I took this to mean that crusty bread exteriors were a mark of European bread sophistication. I figured everyone across the pond must love their bread the way I do: browned, crisp, toothsome. I am troubled to report today that this apparently not the case. Londoners especially are not all enthusiastic crust fans, throwing away heels of bread and ends of loaves to the point that they’re significantly contributing to the city’s food waste problem.


To combat this, the North London Waste Authority (NLWA) has launched a Save The Crust initiative aimed at saving the equivalent of 59 million loaves of bread that are thrown away each year in crusts. The Authority’s research finds 43 percent of households throw away crusts, with 15 percent of households rejecting the heels of sliced bread. (According to Waste Management World, there’s an urban legend that bread crust makes your hair curly. What?)
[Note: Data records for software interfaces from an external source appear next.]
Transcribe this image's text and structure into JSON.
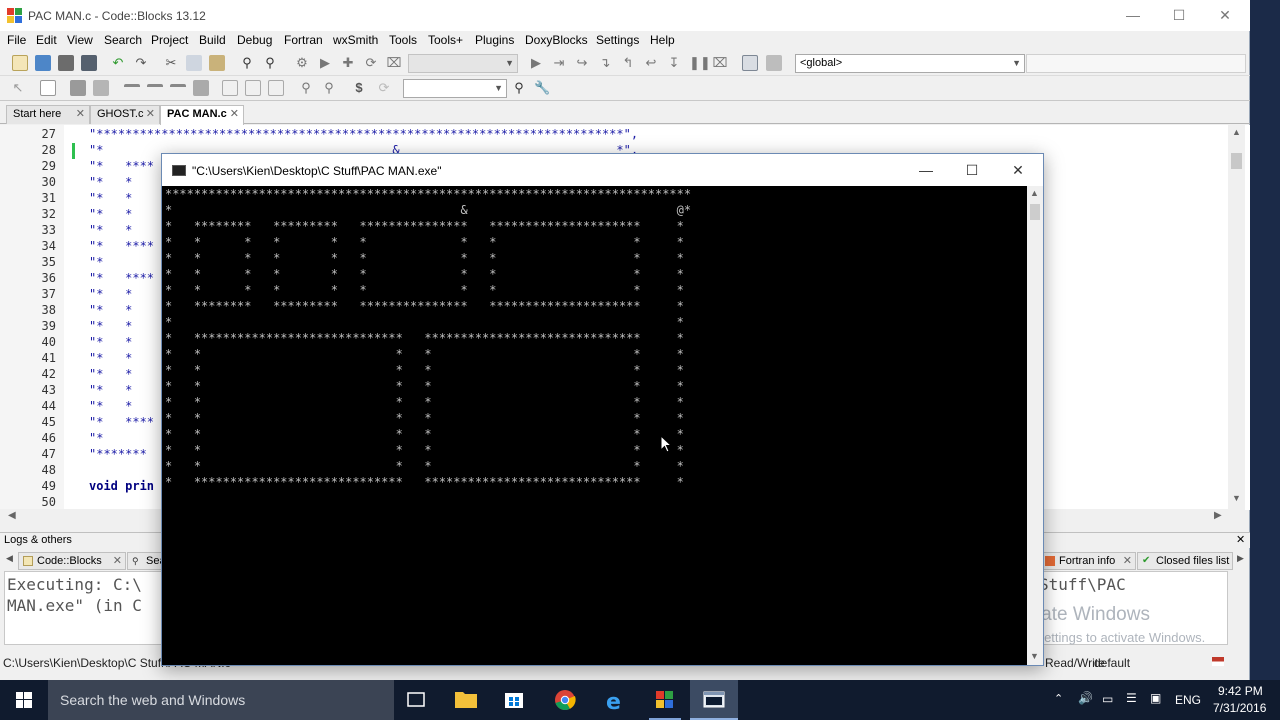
{
  "window": {
    "title": "PAC MAN.c - Code::Blocks 13.12"
  },
  "menu": [
    "File",
    "Edit",
    "View",
    "Search",
    "Project",
    "Build",
    "Debug",
    "Fortran",
    "wxSmith",
    "Tools",
    "Tools+",
    "Plugins",
    "DoxyBlocks",
    "Settings",
    "Help"
  ],
  "toolbar": {
    "scope_combo": "<global>"
  },
  "editor_tabs": [
    {
      "label": "Start here"
    },
    {
      "label": "GHOST.c"
    },
    {
      "label": "PAC MAN.c"
    }
  ],
  "editor": {
    "lines": [
      {
        "num": "27",
        "text": "\"*************************************************************************\","
      },
      {
        "num": "28",
        "text": "\"*                                        &                              *\","
      },
      {
        "num": "29",
        "text": "\"*   ****"
      },
      {
        "num": "30",
        "text": "\"*   *"
      },
      {
        "num": "31",
        "text": "\"*   *"
      },
      {
        "num": "32",
        "text": "\"*   *"
      },
      {
        "num": "33",
        "text": "\"*   *"
      },
      {
        "num": "34",
        "text": "\"*   ****"
      },
      {
        "num": "35",
        "text": "\"*"
      },
      {
        "num": "36",
        "text": "\"*   ****"
      },
      {
        "num": "37",
        "text": "\"*   *"
      },
      {
        "num": "38",
        "text": "\"*   *"
      },
      {
        "num": "39",
        "text": "\"*   *"
      },
      {
        "num": "40",
        "text": "\"*   *"
      },
      {
        "num": "41",
        "text": "\"*   *"
      },
      {
        "num": "42",
        "text": "\"*   *"
      },
      {
        "num": "43",
        "text": "\"*   *"
      },
      {
        "num": "44",
        "text": "\"*   *"
      },
      {
        "num": "45",
        "text": "\"*   ****"
      },
      {
        "num": "46",
        "text": "\"*"
      },
      {
        "num": "47",
        "text": "\"*******"
      },
      {
        "num": "48",
        "text": ""
      },
      {
        "num": "49",
        "text": "void prin"
      },
      {
        "num": "50",
        "text": ""
      }
    ]
  },
  "logs": {
    "header": "Logs & others",
    "tabs": [
      {
        "label": "Code::Blocks"
      },
      {
        "label": "Sea"
      },
      {
        "label": "Fortran info"
      },
      {
        "label": "Closed files list"
      }
    ],
    "line1_left": "Executing: C:\\",
    "line1_right": "Stuff\\PAC",
    "line2_left": "MAN.exe\" (in C"
  },
  "statusbar": {
    "path": "C:\\Users\\Kien\\Desktop\\C Stuff\\PAC MAN.c",
    "mode": "Read/Write",
    "profile": "default"
  },
  "watermark": {
    "line1": "Activate Windows",
    "line2": "Go to Settings to activate Windows."
  },
  "console": {
    "title": "\"C:\\Users\\Kien\\Desktop\\C Stuff\\PAC MAN.exe\"",
    "screen": [
      "*************************************************************************",
      "*                                        &                             @*",
      "*   ********   *********   ***************   *********************     *",
      "*   *      *   *       *   *             *   *                   *     *",
      "*   *      *   *       *   *             *   *                   *     *",
      "*   *      *   *       *   *             *   *                   *     *",
      "*   *      *   *       *   *             *   *                   *     *",
      "*   ********   *********   ***************   *********************     *",
      "*                                                                      *",
      "*   *****************************   ******************************     *",
      "*   *                           *   *                            *     *",
      "*   *                           *   *                            *     *",
      "*   *                           *   *                            *     *",
      "*   *                           *   *                            *     *",
      "*   *                           *   *                            *     *",
      "*   *                           *   *                            *     *",
      "*   *                           *   *                            *     *",
      "*   *                           *   *                            *     *",
      "*   *****************************   ******************************     *"
    ]
  },
  "taskbar": {
    "search_placeholder": "Search the web and Windows",
    "language": "ENG",
    "time": "9:42 PM",
    "date": "7/31/2016"
  },
  "colors": {
    "taskbar": "#101b2e",
    "console_bg": "#000000",
    "console_text": "#c0c0c0",
    "code_string": "#1a1aa6"
  }
}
NLWA offers tips for using up unwanted bread crusts, including make breadcrumbs, stuffing, or bread pudding from the scraps. Chefs will host cooking demonstrations across the city, and an online workshop will also be offered. Please, someone tell all these crust-discarders about the joys of panzanella.